Earlier this week, the mwah. team were invited to the annual Innovation lecture held by the Warren Centre for Advanced Engineering –running for over 20 years. This year the speaker James Chin Moody, covered a system engineers fascinating path to his current role as Founder and CEO of Australian parcel delivery business Sendle. It was fascinating, and we already look forward to attending next year.
On the surface, hanging with the advanced engineering fraternity is a pretty different place for us people types to be.
Quickly we were reassured given the presenters easy style and ability to make the biggest societal concepts digestible for the whole room. You’ll get what I mean when you hear the last question asked on the night, something like “I see the waves of technological and systems advancement over the last (at most) couple of hundred years you’ve shared. I’d love to hear your view on where we will be in 10,000 years from now”.
We as non-engineer people types are spending lots of time thinking, talking, debating, and moving to the Future of Work. But little do we consider the future of work 10,000 years from now. Will there actually be work? Full dystopic view everyone is on a universal basic income while robots meet our underlying needs; humanistic view we will have better roles given the many waves of technological and societal advancement to come.
But this isn’t a doom and gloom article.
And the innovation lecture wasn’t all engineering logic and speak; or pondering the meaning of humanity over massive time horizons.
There were some great practical insights that we as HR professionals would vouch for. There was power in a simple slide that read “Culture > Strategy” and a really interesting take on team design principles named the 5 Hs (in order of importance) – Humble, Honest, Happy, Hungry, High Performing. There was relatability made on imperfect decisions –the time and effort we spend on reversible and irreversible decisions. Where a decision feels irreversible, incredibly important there should be no time for the ‘tepid yes’, you need to be a clear ‘no’ or a ‘hell yes’. That’s collective, but ultimately a call needs to be made and you need to get on with it. Simple. Lovely. Not the everyday. Not always the mindset in corporate life.
Along with the people stuff, we got the type of interdisciplinary thinking – waves of progress / revolutions, the shifting sands of economic development (from commodities to products to services and now to experience) and we heard loud and clear that the best businesses come from solving the most painful of problems. That feels like the current view on designing experiences.
Engineers are people who design, build or maintain engines, machines or structures. That makes sense to me with how I picture engineers. Creators, designers, builders, systematic, calculated, logical, balancers of pros and cons, considered.
HR as engineer
In some ways, with different nuances and challenges, HR plays an engineering role. Ok, with different pre-requisite levels of mathematic know-how.
But in some ways, we have a lot in common. We also look at building engines and systems around people. And that has its own complexity and would make some other engineers’ shudder at their very foundations.

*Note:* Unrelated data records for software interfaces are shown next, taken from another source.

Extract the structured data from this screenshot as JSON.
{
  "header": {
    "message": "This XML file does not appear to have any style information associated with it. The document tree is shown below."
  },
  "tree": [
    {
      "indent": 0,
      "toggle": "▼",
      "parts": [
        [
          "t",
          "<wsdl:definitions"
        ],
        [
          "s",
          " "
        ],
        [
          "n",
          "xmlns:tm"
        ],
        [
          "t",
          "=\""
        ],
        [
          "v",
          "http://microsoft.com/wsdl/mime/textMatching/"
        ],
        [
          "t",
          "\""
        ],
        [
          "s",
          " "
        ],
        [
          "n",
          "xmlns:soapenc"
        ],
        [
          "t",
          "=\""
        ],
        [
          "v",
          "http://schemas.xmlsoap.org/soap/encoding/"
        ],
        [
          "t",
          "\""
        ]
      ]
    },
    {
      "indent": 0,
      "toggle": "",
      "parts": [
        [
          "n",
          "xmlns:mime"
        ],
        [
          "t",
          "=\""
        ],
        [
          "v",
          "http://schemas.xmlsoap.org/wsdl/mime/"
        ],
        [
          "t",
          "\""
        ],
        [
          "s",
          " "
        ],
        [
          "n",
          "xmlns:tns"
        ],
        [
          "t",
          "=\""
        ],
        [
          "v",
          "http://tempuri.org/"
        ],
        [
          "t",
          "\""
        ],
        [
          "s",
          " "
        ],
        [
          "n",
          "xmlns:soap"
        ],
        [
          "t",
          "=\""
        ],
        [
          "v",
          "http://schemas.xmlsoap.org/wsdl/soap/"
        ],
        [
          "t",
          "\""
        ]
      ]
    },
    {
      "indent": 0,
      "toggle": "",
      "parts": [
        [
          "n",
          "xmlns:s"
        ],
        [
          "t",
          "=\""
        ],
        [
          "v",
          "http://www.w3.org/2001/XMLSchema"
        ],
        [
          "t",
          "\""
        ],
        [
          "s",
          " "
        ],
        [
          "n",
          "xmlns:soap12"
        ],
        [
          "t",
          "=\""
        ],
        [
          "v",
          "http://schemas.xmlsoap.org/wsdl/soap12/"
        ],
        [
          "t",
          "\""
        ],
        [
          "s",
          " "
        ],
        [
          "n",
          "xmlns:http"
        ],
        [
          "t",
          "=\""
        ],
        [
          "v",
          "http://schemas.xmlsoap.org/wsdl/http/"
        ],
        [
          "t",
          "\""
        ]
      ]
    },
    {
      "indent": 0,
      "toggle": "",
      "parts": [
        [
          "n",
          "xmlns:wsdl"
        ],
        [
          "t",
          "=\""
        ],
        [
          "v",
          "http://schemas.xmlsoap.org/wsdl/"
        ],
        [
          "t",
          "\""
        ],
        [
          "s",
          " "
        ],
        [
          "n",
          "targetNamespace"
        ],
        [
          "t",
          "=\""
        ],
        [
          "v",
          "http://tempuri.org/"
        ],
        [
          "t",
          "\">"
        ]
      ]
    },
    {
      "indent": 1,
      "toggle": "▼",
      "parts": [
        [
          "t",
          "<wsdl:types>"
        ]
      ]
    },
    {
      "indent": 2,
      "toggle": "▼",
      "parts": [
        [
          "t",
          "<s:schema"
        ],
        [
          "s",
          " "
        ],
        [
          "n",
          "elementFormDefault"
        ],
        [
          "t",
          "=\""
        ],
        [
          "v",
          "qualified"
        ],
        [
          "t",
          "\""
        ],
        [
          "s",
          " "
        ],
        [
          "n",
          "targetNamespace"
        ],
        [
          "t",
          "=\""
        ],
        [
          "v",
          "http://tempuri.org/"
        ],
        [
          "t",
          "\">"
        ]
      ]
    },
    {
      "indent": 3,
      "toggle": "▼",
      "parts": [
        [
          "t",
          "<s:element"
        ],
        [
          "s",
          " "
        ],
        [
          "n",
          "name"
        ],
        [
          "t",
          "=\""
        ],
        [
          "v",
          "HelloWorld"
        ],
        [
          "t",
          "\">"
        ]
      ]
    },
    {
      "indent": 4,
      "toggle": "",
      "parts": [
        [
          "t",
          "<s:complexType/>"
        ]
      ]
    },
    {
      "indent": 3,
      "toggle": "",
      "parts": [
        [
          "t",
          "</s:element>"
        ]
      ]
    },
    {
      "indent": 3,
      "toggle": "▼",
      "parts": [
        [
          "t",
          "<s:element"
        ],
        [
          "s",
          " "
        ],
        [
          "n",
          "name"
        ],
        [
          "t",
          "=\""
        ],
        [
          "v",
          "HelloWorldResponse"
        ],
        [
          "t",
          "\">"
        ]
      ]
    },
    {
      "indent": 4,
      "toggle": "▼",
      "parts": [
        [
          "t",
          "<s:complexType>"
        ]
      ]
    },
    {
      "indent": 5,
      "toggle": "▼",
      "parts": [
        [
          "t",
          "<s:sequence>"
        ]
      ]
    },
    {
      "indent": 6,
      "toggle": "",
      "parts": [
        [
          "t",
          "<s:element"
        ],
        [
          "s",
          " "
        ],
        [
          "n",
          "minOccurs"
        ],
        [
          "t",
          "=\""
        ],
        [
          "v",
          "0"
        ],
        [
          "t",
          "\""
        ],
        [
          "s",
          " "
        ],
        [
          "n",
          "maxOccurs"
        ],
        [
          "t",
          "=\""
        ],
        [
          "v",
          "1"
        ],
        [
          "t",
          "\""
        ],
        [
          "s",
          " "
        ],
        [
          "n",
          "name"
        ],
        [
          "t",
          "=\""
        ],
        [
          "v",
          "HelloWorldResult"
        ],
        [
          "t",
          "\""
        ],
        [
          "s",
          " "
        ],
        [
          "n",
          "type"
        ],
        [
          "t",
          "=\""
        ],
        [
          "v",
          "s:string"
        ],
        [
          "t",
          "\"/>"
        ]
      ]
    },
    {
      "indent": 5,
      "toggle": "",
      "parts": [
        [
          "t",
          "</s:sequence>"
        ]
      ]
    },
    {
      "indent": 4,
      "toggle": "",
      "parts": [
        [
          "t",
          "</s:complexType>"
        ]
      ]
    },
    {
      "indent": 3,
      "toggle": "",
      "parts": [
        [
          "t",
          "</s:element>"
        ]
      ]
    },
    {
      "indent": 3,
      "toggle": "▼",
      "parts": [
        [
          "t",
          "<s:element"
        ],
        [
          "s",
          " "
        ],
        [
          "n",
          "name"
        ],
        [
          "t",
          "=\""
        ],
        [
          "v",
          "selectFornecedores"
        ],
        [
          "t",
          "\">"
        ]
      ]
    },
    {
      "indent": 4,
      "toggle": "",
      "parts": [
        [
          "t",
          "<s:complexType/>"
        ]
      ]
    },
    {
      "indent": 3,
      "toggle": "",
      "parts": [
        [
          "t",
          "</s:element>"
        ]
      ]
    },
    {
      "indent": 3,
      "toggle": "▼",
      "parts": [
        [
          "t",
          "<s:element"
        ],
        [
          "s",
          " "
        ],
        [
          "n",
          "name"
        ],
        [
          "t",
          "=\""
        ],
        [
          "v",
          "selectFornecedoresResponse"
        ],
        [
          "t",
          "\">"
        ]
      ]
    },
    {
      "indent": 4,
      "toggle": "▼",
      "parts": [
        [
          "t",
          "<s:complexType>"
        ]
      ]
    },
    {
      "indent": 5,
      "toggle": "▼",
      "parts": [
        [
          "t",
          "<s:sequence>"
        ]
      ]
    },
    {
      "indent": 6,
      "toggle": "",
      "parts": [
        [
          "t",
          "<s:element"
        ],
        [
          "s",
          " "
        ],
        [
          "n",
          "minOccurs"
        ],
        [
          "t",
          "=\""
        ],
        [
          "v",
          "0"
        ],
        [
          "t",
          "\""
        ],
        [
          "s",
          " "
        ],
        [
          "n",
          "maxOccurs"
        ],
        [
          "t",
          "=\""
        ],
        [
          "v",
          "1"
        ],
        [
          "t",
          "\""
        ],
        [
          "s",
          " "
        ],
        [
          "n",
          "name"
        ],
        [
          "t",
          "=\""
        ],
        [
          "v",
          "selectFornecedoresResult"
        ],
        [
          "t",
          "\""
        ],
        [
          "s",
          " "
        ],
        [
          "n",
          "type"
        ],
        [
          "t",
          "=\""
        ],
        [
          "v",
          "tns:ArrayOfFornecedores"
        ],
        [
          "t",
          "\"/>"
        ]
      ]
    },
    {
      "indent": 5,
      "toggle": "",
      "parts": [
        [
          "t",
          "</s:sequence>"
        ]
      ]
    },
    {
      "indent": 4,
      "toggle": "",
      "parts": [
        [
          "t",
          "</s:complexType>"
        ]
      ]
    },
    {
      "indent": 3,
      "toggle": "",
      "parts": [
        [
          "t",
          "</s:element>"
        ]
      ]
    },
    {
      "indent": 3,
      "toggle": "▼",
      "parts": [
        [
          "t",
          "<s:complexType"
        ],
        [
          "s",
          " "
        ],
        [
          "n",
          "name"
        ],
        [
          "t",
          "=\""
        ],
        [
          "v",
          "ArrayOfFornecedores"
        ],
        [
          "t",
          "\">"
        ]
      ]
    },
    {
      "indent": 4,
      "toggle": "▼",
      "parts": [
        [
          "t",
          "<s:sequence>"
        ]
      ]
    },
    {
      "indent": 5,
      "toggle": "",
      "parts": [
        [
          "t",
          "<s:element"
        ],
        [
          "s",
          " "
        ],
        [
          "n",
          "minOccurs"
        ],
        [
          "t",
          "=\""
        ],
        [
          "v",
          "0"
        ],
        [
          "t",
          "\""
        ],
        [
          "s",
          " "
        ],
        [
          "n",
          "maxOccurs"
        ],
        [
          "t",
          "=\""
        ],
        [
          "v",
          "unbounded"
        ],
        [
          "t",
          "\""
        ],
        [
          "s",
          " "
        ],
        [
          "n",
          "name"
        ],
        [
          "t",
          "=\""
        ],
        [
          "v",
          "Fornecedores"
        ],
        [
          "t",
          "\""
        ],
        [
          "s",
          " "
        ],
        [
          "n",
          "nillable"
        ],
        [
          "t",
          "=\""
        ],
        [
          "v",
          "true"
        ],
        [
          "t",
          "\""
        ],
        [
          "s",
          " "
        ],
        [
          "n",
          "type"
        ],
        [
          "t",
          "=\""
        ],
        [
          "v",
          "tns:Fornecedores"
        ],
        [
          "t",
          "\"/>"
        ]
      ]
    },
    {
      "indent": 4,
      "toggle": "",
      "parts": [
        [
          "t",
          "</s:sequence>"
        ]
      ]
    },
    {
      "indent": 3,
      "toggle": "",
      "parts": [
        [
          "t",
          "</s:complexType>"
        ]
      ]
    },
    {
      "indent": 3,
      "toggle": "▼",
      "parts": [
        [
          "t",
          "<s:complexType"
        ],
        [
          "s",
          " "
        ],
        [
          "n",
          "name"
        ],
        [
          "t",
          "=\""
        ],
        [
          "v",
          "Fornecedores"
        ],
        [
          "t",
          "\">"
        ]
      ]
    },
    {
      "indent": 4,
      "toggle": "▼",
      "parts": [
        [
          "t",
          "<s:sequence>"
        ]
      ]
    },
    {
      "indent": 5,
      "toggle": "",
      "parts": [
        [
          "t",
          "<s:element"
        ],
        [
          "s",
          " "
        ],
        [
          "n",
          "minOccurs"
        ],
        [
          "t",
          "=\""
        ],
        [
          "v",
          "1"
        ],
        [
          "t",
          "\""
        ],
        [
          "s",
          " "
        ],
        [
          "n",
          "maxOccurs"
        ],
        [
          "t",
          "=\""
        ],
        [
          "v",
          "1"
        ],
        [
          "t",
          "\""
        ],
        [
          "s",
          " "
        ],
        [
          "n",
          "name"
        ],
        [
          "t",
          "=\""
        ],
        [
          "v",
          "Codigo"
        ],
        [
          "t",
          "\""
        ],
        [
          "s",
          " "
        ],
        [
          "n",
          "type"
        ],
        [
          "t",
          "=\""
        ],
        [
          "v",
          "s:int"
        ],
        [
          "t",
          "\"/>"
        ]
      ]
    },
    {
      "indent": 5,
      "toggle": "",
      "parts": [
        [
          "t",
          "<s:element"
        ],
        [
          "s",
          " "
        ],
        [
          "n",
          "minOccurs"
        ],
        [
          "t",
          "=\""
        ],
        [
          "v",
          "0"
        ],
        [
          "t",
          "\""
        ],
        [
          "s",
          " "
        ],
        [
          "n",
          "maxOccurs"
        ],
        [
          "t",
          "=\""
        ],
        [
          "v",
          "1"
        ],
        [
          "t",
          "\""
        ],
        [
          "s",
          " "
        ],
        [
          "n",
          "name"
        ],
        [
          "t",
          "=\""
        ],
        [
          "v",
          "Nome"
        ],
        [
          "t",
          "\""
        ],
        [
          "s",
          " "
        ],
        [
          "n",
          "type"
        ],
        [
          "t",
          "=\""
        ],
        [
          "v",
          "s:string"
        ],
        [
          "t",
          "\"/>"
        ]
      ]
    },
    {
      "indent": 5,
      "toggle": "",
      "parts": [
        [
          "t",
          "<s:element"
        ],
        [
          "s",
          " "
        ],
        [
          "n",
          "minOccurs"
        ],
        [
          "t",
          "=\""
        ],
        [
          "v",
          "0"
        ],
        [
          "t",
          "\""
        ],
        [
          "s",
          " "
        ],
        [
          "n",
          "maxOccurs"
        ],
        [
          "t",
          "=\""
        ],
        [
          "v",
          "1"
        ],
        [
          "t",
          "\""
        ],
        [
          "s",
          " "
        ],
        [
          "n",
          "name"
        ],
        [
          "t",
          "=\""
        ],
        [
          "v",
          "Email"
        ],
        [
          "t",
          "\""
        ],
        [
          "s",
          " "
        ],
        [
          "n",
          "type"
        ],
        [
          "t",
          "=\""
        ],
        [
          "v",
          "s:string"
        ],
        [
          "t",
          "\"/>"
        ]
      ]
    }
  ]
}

The HR engineer looks at organisational structures centred around customers, operations, organisation, leadership. And we spend time considering the structural integrity of what we help build, we don’t necessarily lay all the bricks or reinforcements, we do carefully consider how each and every component helps to build a stronger whole.
And we look to call the help of engineers with different specialisations when the going gets hard – OD, talent, workplace and industrial relations etc.
Collectively, and in close proximity with our clients we help lay the plans and foundations for cultures. Like engineering projects, we get thrown off course, delays happen, let’s just say ‘weather’ gets in the way. We move on, the cultures strengthen and shift, incrementally, and strategy and structures evolve seemingly more rapidly.
And we traverse the role we play and who we play it for every day. We are paid for by the organisation we are in (or for the client we are consulting to) and we are not naïve to that. Yet we oscillate focus and care between the organisation, leaders, employees, customers, Governments, other bodies and organisations and society – and that’s significant responsibility.
And the best engineers take that view across the system, and across multiple systems, to deliver the most sustainable of outcomes. There is clearly inherent and significant risk in short termism.
With that weight on our collective shoulders we simply end with a promise.
At mwah., we will constantly, tirelessly, shamelessly and unapologetically learn more from other professions to glean, take, shape, adapt and reinvent our role as engineer to ensure the structural integrity of organisations into the future.